Content starts

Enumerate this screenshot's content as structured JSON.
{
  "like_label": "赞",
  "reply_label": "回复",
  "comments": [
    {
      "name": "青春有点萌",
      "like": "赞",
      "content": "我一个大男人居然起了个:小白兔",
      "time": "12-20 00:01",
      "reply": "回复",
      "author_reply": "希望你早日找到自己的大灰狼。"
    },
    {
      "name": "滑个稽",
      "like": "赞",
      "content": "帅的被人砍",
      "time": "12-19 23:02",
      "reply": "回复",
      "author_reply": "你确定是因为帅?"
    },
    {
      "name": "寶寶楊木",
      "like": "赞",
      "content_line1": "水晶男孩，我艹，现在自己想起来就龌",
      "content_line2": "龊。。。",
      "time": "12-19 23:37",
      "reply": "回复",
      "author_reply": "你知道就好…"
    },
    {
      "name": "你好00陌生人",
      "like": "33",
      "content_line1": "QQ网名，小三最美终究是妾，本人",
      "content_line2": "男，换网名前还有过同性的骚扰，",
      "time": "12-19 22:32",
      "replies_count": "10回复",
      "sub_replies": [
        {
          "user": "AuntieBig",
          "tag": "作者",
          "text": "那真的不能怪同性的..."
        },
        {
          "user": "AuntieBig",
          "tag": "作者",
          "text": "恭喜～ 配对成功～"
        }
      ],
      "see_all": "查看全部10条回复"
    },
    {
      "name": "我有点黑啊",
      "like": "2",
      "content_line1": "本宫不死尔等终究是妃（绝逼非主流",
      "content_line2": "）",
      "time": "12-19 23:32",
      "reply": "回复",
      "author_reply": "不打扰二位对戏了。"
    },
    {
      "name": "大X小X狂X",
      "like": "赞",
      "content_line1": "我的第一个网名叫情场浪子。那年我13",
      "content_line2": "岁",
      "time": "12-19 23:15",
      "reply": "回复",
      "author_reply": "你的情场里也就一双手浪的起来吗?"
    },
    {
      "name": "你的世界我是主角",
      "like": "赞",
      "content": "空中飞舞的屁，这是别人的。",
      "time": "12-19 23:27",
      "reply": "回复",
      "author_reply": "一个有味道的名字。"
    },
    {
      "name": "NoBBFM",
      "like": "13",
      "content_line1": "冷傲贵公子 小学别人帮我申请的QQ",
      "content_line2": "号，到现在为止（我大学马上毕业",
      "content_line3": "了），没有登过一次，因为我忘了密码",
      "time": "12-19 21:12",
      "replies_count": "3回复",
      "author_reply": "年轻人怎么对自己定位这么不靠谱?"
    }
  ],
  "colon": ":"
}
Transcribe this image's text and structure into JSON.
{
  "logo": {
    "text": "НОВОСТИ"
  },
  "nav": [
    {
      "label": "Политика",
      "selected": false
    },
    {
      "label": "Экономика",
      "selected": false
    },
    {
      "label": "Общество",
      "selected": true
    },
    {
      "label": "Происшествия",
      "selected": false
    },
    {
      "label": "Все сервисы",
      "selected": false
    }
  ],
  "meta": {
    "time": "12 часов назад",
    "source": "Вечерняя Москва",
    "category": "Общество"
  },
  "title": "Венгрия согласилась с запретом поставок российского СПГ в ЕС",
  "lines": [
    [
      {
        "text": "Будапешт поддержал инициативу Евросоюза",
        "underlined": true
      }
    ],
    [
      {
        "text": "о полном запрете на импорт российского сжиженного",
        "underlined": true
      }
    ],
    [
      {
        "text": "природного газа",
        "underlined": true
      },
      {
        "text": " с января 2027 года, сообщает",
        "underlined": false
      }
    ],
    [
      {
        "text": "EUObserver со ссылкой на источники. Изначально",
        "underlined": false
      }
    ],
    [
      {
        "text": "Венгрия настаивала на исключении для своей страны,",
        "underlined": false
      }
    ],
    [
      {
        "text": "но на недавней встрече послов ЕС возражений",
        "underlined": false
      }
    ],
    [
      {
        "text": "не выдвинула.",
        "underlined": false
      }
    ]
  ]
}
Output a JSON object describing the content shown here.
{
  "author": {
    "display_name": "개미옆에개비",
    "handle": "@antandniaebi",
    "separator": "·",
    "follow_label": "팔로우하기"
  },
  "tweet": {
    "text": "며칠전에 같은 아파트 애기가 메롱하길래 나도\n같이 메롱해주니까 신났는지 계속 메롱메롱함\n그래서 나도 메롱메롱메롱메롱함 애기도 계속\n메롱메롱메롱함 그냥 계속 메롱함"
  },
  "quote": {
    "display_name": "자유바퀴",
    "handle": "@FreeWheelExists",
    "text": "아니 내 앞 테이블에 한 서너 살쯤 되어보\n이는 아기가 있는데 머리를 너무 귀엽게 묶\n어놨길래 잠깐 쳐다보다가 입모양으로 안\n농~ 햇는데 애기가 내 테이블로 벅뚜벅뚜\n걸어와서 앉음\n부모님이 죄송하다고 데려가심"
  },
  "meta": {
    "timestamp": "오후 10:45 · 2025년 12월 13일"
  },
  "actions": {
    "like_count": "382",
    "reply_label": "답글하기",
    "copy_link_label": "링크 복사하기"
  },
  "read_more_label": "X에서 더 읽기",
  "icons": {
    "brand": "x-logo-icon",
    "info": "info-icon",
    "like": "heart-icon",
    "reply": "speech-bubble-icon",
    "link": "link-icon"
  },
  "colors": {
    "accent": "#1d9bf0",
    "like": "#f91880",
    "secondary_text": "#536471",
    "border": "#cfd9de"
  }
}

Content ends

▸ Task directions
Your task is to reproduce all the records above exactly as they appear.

▸ Answer to this exercise
Enumerate this screenshot's content as structured JSON.
{
  "like_label": "赞",
  "reply_label": "回复",
  "comments": [
    {
      "name": "青春有点萌",
      "like": "赞",
      "content": "我一个大男人居然起了个:小白兔",
      "time": "12-20 00:01",
      "reply": "回复",
      "author_reply": "希望你早日找到自己的大灰狼。"
    },
    {
      "name": "滑个稽",
      "like": "赞",
      "content": "帅的被人砍",
      "time": "12-19 23:02",
      "reply": "回复",
      "author_reply": "你确定是因为帅?"
    },
    {
      "name": "寶寶楊木",
      "like": "赞",
      "content_line1": "水晶男孩，我艹，现在自己想起来就龌",
      "content_line2": "龊。。。",
      "time": "12-19 23:37",
      "reply": "回复",
      "author_reply": "你知道就好…"
    },
    {
      "name": "你好00陌生人",
      "like": "33",
      "content_line1": "QQ网名，小三最美终究是妾，本人",
      "content_line2": "男，换网名前还有过同性的骚扰，",
      "time": "12-19 22:32",
      "replies_count": "10回复",
      "sub_replies": [
        {
          "user": "AuntieBig",
          "tag": "作者",
          "text": "那真的不能怪同性的..."
        },
        {
          "user": "AuntieBig",
          "tag": "作者",
          "text": "恭喜～ 配对成功～"
        }
      ],
      "see_all": "查看全部10条回复"
    },
    {
      "name": "我有点黑啊",
      "like": "2",
      "content_line1": "本宫不死尔等终究是妃（绝逼非主流",
      "content_line2": "）",
      "time": "12-19 23:32",
      "reply": "回复",
      "author_reply": "不打扰二位对戏了。"
    },
    {
      "name": "大X小X狂X",
      "like": "赞",
      "content_line1": "我的第一个网名叫情场浪子。那年我13",
      "content_line2": "岁",
      "time": "12-19 23:15",
      "reply": "回复",
      "author_reply": "你的情场里也就一双手浪的起来吗?"
    },
    {
      "name": "你的世界我是主角",
      "like": "赞",
      "content": "空中飞舞的屁，这是别人的。",
      "time": "12-19 23:27",
      "reply": "回复",
      "author_reply": "一个有味道的名字。"
    },
    {
      "name": "NoBBFM",
      "like": "13",
      "content_line1": "冷傲贵公子 小学别人帮我申请的QQ",
      "content_line2": "号，到现在为止（我大学马上毕业",
      "content_line3": "了），没有登过一次，因为我忘了密码",
      "time": "12-19 21:12",
      "replies_count": "3回复",
      "author_reply": "年轻人怎么对自己定位这么不靠谱?"
    }
  ],
  "colon": ":"
}
Transcribe this image's text and structure into JSON.
{
  "logo": {
    "text": "НОВОСТИ"
  },
  "nav": [
    {
      "label": "Политика",
      "selected": false
    },
    {
      "label": "Экономика",
      "selected": false
    },
    {
      "label": "Общество",
      "selected": true
    },
    {
      "label": "Происшествия",
      "selected": false
    },
    {
      "label": "Все сервисы",
      "selected": false
    }
  ],
  "meta": {
    "time": "12 часов назад",
    "source": "Вечерняя Москва",
    "category": "Общество"
  },
  "title": "Венгрия согласилась с запретом поставок российского СПГ в ЕС",
  "lines": [
    [
      {
        "text": "Будапешт поддержал инициативу Евросоюза",
        "underlined": true
      }
    ],
    [
      {
        "text": "о полном запрете на импорт российского сжиженного",
        "underlined": true
      }
    ],
    [
      {
        "text": "природного газа",
        "underlined": true
      },
      {
        "text": " с января 2027 года, сообщает",
        "underlined": false
      }
    ],
    [
      {
        "text": "EUObserver со ссылкой на источники. Изначально",
        "underlined": false
      }
    ],
    [
      {
        "text": "Венгрия настаивала на исключении для своей страны,",
        "underlined": false
      }
    ],
    [
      {
        "text": "но на недавней встрече послов ЕС возражений",
        "underlined": false
      }
    ],
    [
      {
        "text": "не выдвинула.",
        "underlined": false
      }
    ]
  ]
}
Output a JSON object describing the content shown here.
{
  "author": {
    "display_name": "개미옆에개비",
    "handle": "@antandniaebi",
    "separator": "·",
    "follow_label": "팔로우하기"
  },
  "tweet": {
    "text": "며칠전에 같은 아파트 애기가 메롱하길래 나도\n같이 메롱해주니까 신났는지 계속 메롱메롱함\n그래서 나도 메롱메롱메롱메롱함 애기도 계속\n메롱메롱메롱함 그냥 계속 메롱함"
  },
  "quote": {
    "display_name": "자유바퀴",
    "handle": "@FreeWheelExists",
    "text": "아니 내 앞 테이블에 한 서너 살쯤 되어보\n이는 아기가 있는데 머리를 너무 귀엽게 묶\n어놨길래 잠깐 쳐다보다가 입모양으로 안\n농~ 햇는데 애기가 내 테이블로 벅뚜벅뚜\n걸어와서 앉음\n부모님이 죄송하다고 데려가심"
  },
  "meta": {
    "timestamp": "오후 10:45 · 2025년 12월 13일"
  },
  "actions": {
    "like_count": "382",
    "reply_label": "답글하기",
    "copy_link_label": "링크 복사하기"
  },
  "read_more_label": "X에서 더 읽기",
  "icons": {
    "brand": "x-logo-icon",
    "info": "info-icon",
    "like": "heart-icon",
    "reply": "speech-bubble-icon",
    "link": "link-icon"
  },
  "colors": {
    "accent": "#1d9bf0",
    "like": "#f91880",
    "secondary_text": "#536471",
    "border": "#cfd9de"
  }
}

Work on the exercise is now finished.